The 7-foot-high metal cross vanished from its perch in the Mojave National Preserve late Sunday or early Monday, said National Park Service spokeswoman Linda Slater. Bolts holding it to the rock were cut.
Slater said possible scenarios ranged from people "with an interest in the case" to metal scavengers. The U.S. Justice Department was looking into the case.
The cross has been the center of a legal dispute for about a decade since a complaint by a former park service employee represented by the ACLU.
On a 5-4 vote in April, the U.S. Supreme Court refused to order its removal. The court told a federal judge to take a new look at a congressional plan to transfer land under the cross to private ownership.
The theft was discovered when workers went to replace a plywood cover that was placed over the cross years ago pending resolution of the case and had been torn off during the weekend.
The isolated site in the 1.6 million-acre preserve is a small rise amid Joshua trees along a road far off busy Interstate 15, about 200 miles northeast of Los Angeles and 70 miles south of Las Vegas.
The Veterans of Foreign Wars first placed a wooden cross on Sunrise Rock in 1934 to honor soldiers killed in World War I.
The metal cross that was stolen was erected in the late 1990s by the memorial's longtime caretakers, Henry and Wanda Sandoz of Yucca Valley.
Liberty Institute, an organization representing the Sandozes and veterans groups, offered a $25,000 reward for information leading to an arrest or conviction.
"I was really upset, and I was crying, and I said: 'Well, we'll show them. We'll put up a bigger one and a better one," Wanda Sandoz said. "And Henry said: 'No we won't. We will put one up exactly like the veterans put up.'"
The VFW also promised that the memorial will be rebuilt. "This was a legal fight that a vandal just made personal to 50 million veterans, military personnel and their families," National Commander Thomas J. Tradewell said.

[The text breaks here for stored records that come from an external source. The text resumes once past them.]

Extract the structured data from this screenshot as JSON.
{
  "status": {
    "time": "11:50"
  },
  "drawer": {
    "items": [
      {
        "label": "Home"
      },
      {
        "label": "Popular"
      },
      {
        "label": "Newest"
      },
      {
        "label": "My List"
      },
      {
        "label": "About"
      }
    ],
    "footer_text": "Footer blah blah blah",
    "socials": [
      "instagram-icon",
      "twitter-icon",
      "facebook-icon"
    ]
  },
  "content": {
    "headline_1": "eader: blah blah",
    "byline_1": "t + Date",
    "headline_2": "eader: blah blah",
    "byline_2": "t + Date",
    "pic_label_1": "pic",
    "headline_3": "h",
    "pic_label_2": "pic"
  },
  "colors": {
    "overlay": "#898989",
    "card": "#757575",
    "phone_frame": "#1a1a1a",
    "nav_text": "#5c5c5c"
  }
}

It was not clear, however, whether a replacement would be allowed.
Federal courts ruled earlier in this decade that having the cross in the national preserve was unconstitutional. The issue that most recently went to the Supreme Court was the rejection by lower courts of Congress' effort to solve the problem by putting the land in private hands.
Justice Anthony Kennedy wrote that the cross shouldn't be seen merely as a religious symbol.
"Here one Latin cross in the desert evokes far more than religion. It evokes thousands of small crosses in foreign fields marking the graves of Americans who fell in battles, battles whose tragedies are compounded if the fallen are forgotten," he wrote.
In dissent, Justice John Paul Stevens agreed that soldiers who died in battle deserve a memorial. But the government "cannot lawfully do so by continued endorsement of a starkly sectarian message," Stevens said.
The ACLU's Eliasberg said he hadn't thought about what to do if the cross is replaced, but noted that the group had not objected to leaving up the current cross while it was covered.
Eliasberg said he did not know whether Frank Buono, the former park service employee involved in the lawsuit, had been contacted by any investigator. Eliasberg said Buono is a "decent and honorable person" who has pursued the case through the courts.